## Your task
The records below are to be reproduced exactly, with the pictures left out.

_ _ _ _ _ _ _

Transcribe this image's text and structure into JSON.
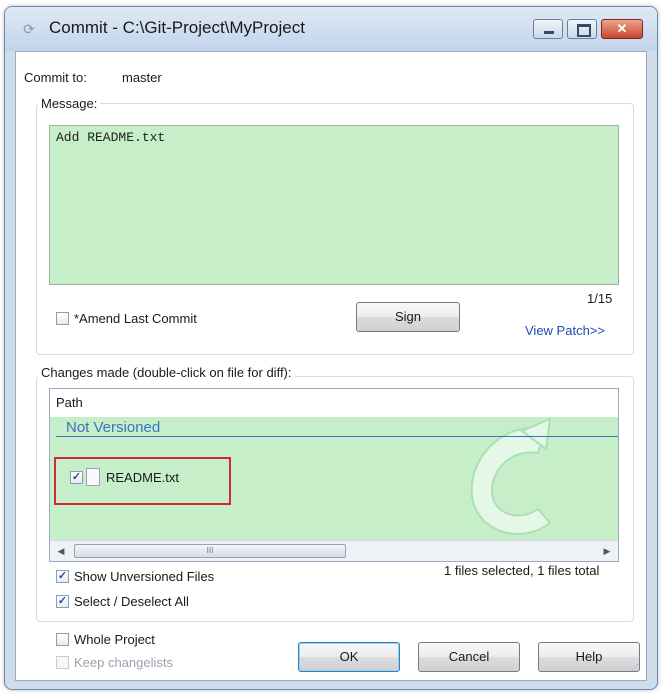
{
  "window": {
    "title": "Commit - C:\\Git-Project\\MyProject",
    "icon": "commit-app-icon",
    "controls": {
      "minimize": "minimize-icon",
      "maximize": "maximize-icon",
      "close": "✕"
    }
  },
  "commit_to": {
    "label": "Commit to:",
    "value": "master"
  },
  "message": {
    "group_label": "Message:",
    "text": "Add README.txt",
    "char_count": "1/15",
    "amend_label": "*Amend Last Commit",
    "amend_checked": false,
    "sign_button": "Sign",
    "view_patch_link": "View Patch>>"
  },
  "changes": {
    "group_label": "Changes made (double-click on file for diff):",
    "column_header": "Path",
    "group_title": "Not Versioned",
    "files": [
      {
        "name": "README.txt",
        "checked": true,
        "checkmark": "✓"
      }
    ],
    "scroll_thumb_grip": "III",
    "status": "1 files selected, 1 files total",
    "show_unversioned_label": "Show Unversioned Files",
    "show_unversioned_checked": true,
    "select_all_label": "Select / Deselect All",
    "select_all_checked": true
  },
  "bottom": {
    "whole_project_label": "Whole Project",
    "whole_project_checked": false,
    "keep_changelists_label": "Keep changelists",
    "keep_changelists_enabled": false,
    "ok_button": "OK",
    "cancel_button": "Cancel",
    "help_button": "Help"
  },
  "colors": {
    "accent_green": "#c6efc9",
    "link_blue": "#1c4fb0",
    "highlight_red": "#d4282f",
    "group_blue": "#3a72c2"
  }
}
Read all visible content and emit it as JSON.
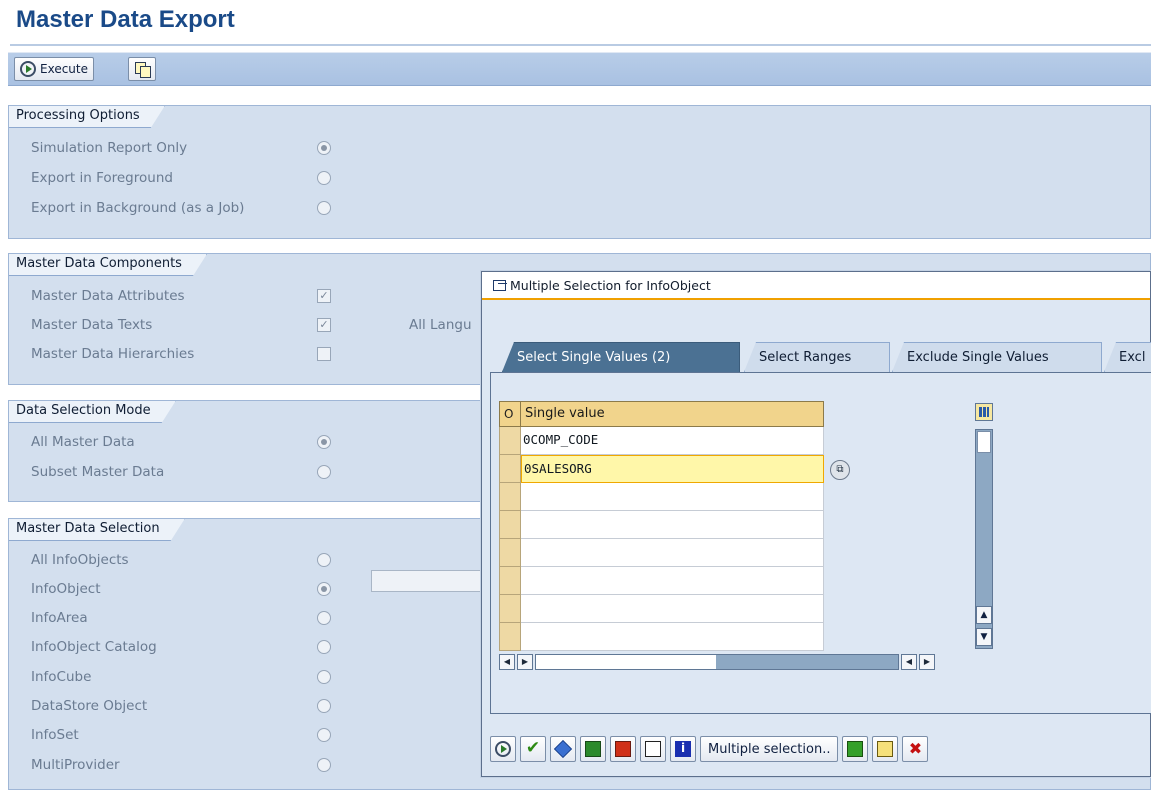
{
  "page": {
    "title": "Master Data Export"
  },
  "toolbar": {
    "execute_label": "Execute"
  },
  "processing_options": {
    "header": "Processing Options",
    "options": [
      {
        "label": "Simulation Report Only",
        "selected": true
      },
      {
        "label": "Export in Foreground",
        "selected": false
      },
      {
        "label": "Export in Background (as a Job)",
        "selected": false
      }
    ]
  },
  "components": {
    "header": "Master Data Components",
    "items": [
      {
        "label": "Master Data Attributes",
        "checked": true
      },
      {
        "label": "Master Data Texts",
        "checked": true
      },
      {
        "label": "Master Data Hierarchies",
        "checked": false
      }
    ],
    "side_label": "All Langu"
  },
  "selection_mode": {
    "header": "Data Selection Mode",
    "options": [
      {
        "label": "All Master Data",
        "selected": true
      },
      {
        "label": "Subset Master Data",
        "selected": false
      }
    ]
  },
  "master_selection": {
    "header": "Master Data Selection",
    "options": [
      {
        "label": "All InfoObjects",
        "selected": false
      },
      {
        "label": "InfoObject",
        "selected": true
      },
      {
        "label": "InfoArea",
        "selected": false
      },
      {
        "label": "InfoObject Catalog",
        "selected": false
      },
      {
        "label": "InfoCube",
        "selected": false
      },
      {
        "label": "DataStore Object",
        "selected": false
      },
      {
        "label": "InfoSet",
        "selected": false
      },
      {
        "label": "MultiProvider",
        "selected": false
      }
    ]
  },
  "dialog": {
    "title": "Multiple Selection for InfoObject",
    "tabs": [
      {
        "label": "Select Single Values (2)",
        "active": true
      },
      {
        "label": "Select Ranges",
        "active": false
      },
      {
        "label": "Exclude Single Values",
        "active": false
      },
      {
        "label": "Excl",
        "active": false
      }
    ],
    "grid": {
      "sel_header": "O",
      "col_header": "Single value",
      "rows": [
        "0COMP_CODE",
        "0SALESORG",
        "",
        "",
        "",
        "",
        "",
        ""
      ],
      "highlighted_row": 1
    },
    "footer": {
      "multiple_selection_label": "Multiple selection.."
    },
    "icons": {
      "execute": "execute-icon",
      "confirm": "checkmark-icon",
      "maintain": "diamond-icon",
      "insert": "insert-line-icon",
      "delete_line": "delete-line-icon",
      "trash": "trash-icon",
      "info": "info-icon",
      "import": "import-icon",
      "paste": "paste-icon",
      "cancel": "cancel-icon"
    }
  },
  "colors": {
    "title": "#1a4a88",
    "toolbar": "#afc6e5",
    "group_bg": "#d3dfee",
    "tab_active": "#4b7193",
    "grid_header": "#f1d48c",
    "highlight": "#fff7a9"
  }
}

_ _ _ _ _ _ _

## Answer to this problem
Transcribe this image's text and structure into JSON.
{
  "window": {
    "title": "Commit - C:\\Git-Project\\MyProject",
    "icon": "commit-app-icon",
    "controls": {
      "minimize": "minimize-icon",
      "maximize": "maximize-icon",
      "close": "✕"
    }
  },
  "commit_to": {
    "label": "Commit to:",
    "value": "master"
  },
  "message": {
    "group_label": "Message:",
    "text": "Add README.txt",
    "char_count": "1/15",
    "amend_label": "*Amend Last Commit",
    "amend_checked": false,
    "sign_button": "Sign",
    "view_patch_link": "View Patch>>"
  },
  "changes": {
    "group_label": "Changes made (double-click on file for diff):",
    "column_header": "Path",
    "group_title": "Not Versioned",
    "files": [
      {
        "name": "README.txt",
        "checked": true,
        "checkmark": "✓"
      }
    ],
    "scroll_thumb_grip": "III",
    "status": "1 files selected, 1 files total",
    "show_unversioned_label": "Show Unversioned Files",
    "show_unversioned_checked": true,
    "select_all_label": "Select / Deselect All",
    "select_all_checked": true
  },
  "bottom": {
    "whole_project_label": "Whole Project",
    "whole_project_checked": false,
    "keep_changelists_label": "Keep changelists",
    "keep_changelists_enabled": false,
    "ok_button": "OK",
    "cancel_button": "Cancel",
    "help_button": "Help"
  },
  "colors": {
    "accent_green": "#c6efc9",
    "link_blue": "#1c4fb0",
    "highlight_red": "#d4282f",
    "group_blue": "#3a72c2"
  }
}
Read all visible content and emit it as JSON.
{
  "page": {
    "title": "Master Data Export"
  },
  "toolbar": {
    "execute_label": "Execute"
  },
  "processing_options": {
    "header": "Processing Options",
    "options": [
      {
        "label": "Simulation Report Only",
        "selected": true
      },
      {
        "label": "Export in Foreground",
        "selected": false
      },
      {
        "label": "Export in Background (as a Job)",
        "selected": false
      }
    ]
  },
  "components": {
    "header": "Master Data Components",
    "items": [
      {
        "label": "Master Data Attributes",
        "checked": true
      },
      {
        "label": "Master Data Texts",
        "checked": true
      },
      {
        "label": "Master Data Hierarchies",
        "checked": false
      }
    ],
    "side_label": "All Langu"
  },
  "selection_mode": {
    "header": "Data Selection Mode",
    "options": [
      {
        "label": "All Master Data",
        "selected": true
      },
      {
        "label": "Subset Master Data",
        "selected": false
      }
    ]
  },
  "master_selection": {
    "header": "Master Data Selection",
    "options": [
      {
        "label": "All InfoObjects",
        "selected": false
      },
      {
        "label": "InfoObject",
        "selected": true
      },
      {
        "label": "InfoArea",
        "selected": false
      },
      {
        "label": "InfoObject Catalog",
        "selected": false
      },
      {
        "label": "InfoCube",
        "selected": false
      },
      {
        "label": "DataStore Object",
        "selected": false
      },
      {
        "label": "InfoSet",
        "selected": false
      },
      {
        "label": "MultiProvider",
        "selected": false
      }
    ]
  },
  "dialog": {
    "title": "Multiple Selection for InfoObject",
    "tabs": [
      {
        "label": "Select Single Values (2)",
        "active": true
      },
      {
        "label": "Select Ranges",
        "active": false
      },
      {
        "label": "Exclude Single Values",
        "active": false
      },
      {
        "label": "Excl",
        "active": false
      }
    ],
    "grid": {
      "sel_header": "O",
      "col_header": "Single value",
      "rows": [
        "0COMP_CODE",
        "0SALESORG",
        "",
        "",
        "",
        "",
        "",
        ""
      ],
      "highlighted_row": 1
    },
    "footer": {
      "multiple_selection_label": "Multiple selection.."
    },
    "icons": {
      "execute": "execute-icon",
      "confirm": "checkmark-icon",
      "maintain": "diamond-icon",
      "insert": "insert-line-icon",
      "delete_line": "delete-line-icon",
      "trash": "trash-icon",
      "info": "info-icon",
      "import": "import-icon",
      "paste": "paste-icon",
      "cancel": "cancel-icon"
    }
  },
  "colors": {
    "title": "#1a4a88",
    "toolbar": "#afc6e5",
    "group_bg": "#d3dfee",
    "tab_active": "#4b7193",
    "grid_header": "#f1d48c",
    "highlight": "#fff7a9"
  }
}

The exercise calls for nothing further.